  • A situation that is unavoidable.

    ‘by the morning he had accepted the inevitable’
    • ‘They put out such a defensive line-up, it was tempting to conclude that they had accepted the inevitable.’
    • ‘But in the end, it appeared to be a final, desperate attempt to avoid the inevitable.’
    • ‘But after resisting the inevitable for so long, they had to opt for change.’
    • ‘It was never quite clear what they were fighting for in that battle, to me, they just seemed to be staving off the inevitable.’
    • ‘It takes courage and wisdom to make the best of an imperfect situation and accept the inevitable.’

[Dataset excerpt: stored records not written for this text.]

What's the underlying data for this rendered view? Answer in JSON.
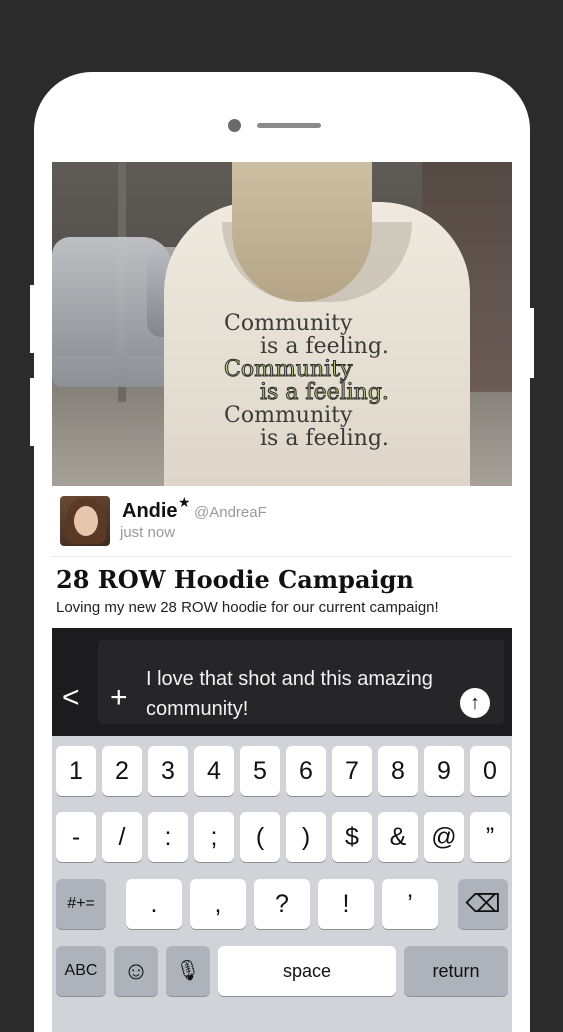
{
  "post": {
    "image_text": {
      "lines": [
        "Community",
        "is a feeling.",
        "Community",
        "is a feeling.",
        "Community",
        "is a feeling."
      ]
    },
    "author": {
      "name": "Andie",
      "verified_mark": "★",
      "handle": "@AndreaF",
      "time": "just now"
    },
    "title": "28 ROW Hoodie Campaign",
    "body": "Loving my new 28 ROW hoodie for our current campaign!"
  },
  "compose": {
    "back_icon": "chevron-left-icon",
    "back_glyph": "<",
    "add_icon": "plus-icon",
    "add_glyph": "+",
    "text": "I love that shot and this amazing community!",
    "send_icon": "arrow-up-icon",
    "send_glyph": "↑"
  },
  "keyboard": {
    "row1": [
      "1",
      "2",
      "3",
      "4",
      "5",
      "6",
      "7",
      "8",
      "9",
      "0"
    ],
    "row2": [
      "-",
      "/",
      ":",
      ";",
      "(",
      ")",
      "$",
      "&",
      "@",
      "”"
    ],
    "row3": {
      "mode_key": "#+=",
      "keys": [
        ".",
        ",",
        "?",
        "!",
        "’"
      ],
      "delete_icon": "backspace-icon",
      "delete_glyph": "⌫"
    },
    "row4": {
      "abc": "ABC",
      "emoji_icon": "emoji-icon",
      "emoji_glyph": "☺",
      "mic_icon": "microphone-icon",
      "mic_glyph": "🎙",
      "space": "space",
      "return": "return"
    }
  }
}
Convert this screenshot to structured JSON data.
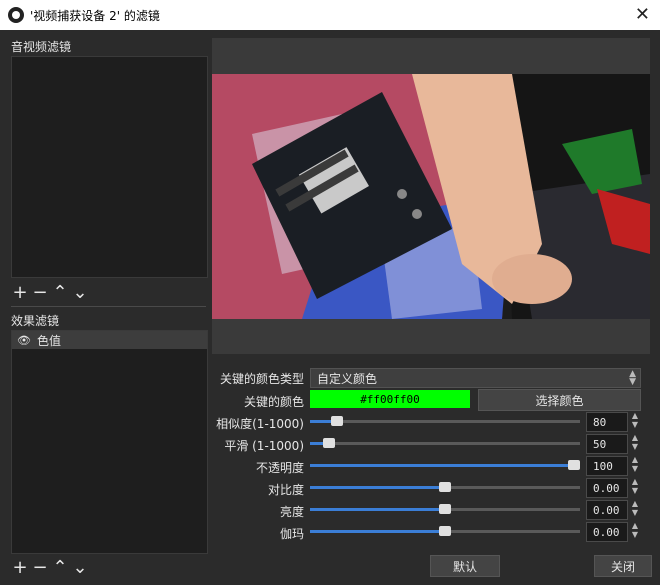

Origin

Late Middle English: from Latin inevitabilis, from in- ‘not’ + evitabilis ‘avoidable’ (from evitare ‘avoid’).

Pronunciation

inevitable

/ɪnˈɛvɪtəb(ə)l/